Author ORCID Identifier


Date of Award


Degree Type


Degree Name

Master of Arts (MA)



First Advisor

Daniel Weiskopf

Second Advisor

Andrea Scarantino

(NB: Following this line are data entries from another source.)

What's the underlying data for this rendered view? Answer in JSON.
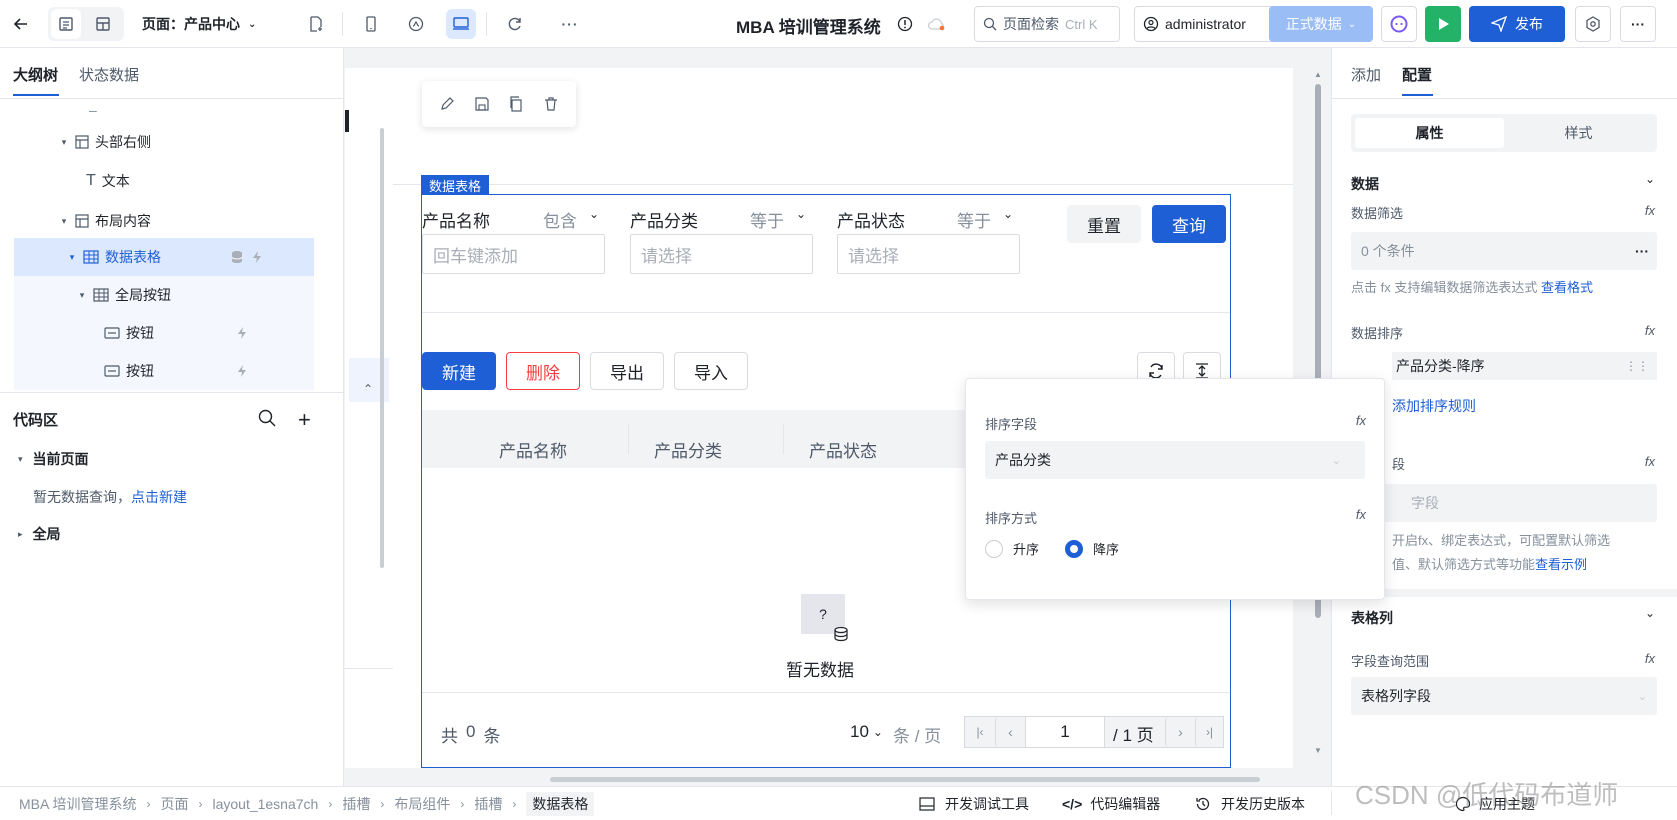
{
  "topbar": {
    "page_label": "页面：产品中心",
    "app_title": "MBA 培训管理系统",
    "search_placeholder": "页面检索",
    "search_shortcut": "Ctrl K",
    "user": "administrator",
    "env": "正式数据",
    "publish": "发布"
  },
  "left": {
    "tabs": [
      "大纲树",
      "状态数据"
    ],
    "tree": [
      {
        "label": "–"
      },
      {
        "label": "头部右侧"
      },
      {
        "label": "文本"
      },
      {
        "label": "布局内容"
      },
      {
        "label": "数据表格"
      },
      {
        "label": "全局按钮"
      },
      {
        "label": "按钮"
      },
      {
        "label": "按钮"
      }
    ],
    "code_title": "代码区",
    "current_page": "当前页面",
    "no_query": "暂无数据查询，",
    "new_link": "点击新建",
    "global": "全局"
  },
  "canvas": {
    "table_tag": "数据表格",
    "filters": [
      {
        "label": "产品名称",
        "op": "包含",
        "placeholder": "回车键添加"
      },
      {
        "label": "产品分类",
        "op": "等于",
        "placeholder": "请选择"
      },
      {
        "label": "产品状态",
        "op": "等于",
        "placeholder": "请选择"
      }
    ],
    "reset": "重置",
    "query": "查询",
    "actions": [
      "新建",
      "删除",
      "导出",
      "导入"
    ],
    "columns": [
      "产品名称",
      "产品分类",
      "产品状态"
    ],
    "empty": "暂无数据",
    "total_prefix": "共",
    "total": "0",
    "total_suffix": "条",
    "page_size": "10",
    "per_page": "条 / 页",
    "page": "1",
    "page_total": "/ 1 页"
  },
  "popover": {
    "field_label": "排序字段",
    "field_value": "产品分类",
    "order_label": "排序方式",
    "asc": "升序",
    "desc": "降序",
    "selected": "desc"
  },
  "right": {
    "tabs": [
      "添加",
      "配置"
    ],
    "seg": [
      "属性",
      "样式"
    ],
    "data_title": "数据",
    "filter_label": "数据筛选",
    "filter_value": "0 个条件",
    "filter_hint": "点击 fx 支持编辑数据筛选表达式",
    "filter_link": "查看格式",
    "sort_label": "数据排序",
    "sort_rule": "产品分类-降序",
    "add_sort": "添加排序规则",
    "hidden_label_tail": "段",
    "hidden_field": "字段",
    "hint_line1": "开启fx、绑定表达式，可配置默认筛选",
    "hint_line2": "值、默认筛选方式等功能",
    "hint_link": "查看示例",
    "columns_title": "表格列",
    "range_label": "字段查询范围",
    "range_value": "表格列字段"
  },
  "bottom": {
    "crumbs": [
      "MBA 培训管理系统",
      "页面",
      "layout_1esna7ch",
      "插槽",
      "布局组件",
      "插槽",
      "数据表格"
    ],
    "tools": [
      "开发调试工具",
      "代码编辑器",
      "开发历史版本",
      "应用主题"
    ],
    "watermark": "CSDN @低代码布道师"
  }
}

A problem with recent work about the relationship between metaphysics and science, especially in the theorizing of those who identify as “naturalized metaphysicians”, is the spotty, metaphorical characterization of what it means for science to “constrain” metaphysics. The most robust account of scientific constraint on metaphysical theorizing is advanced by James Ladyman and Don Ross in their 2007 book Every Thing Must Go. Ladyman & Ross claim that the only legitimate metaphysical hypotheses are those that unify two previously disparate scientific explanations. I will critique Ladyman & Ross’ account of naturalized metaphysics (and, by extension, their view of science’s constraint on metaphysics), and offer an alternative view of naturalized metaphysics as a practice of constructing physically possible models of reality. This account yields a different view of science’s constraint on metaphysics, specifically, that models must be physically possible in order to be of methodological and heuristic use to scientists.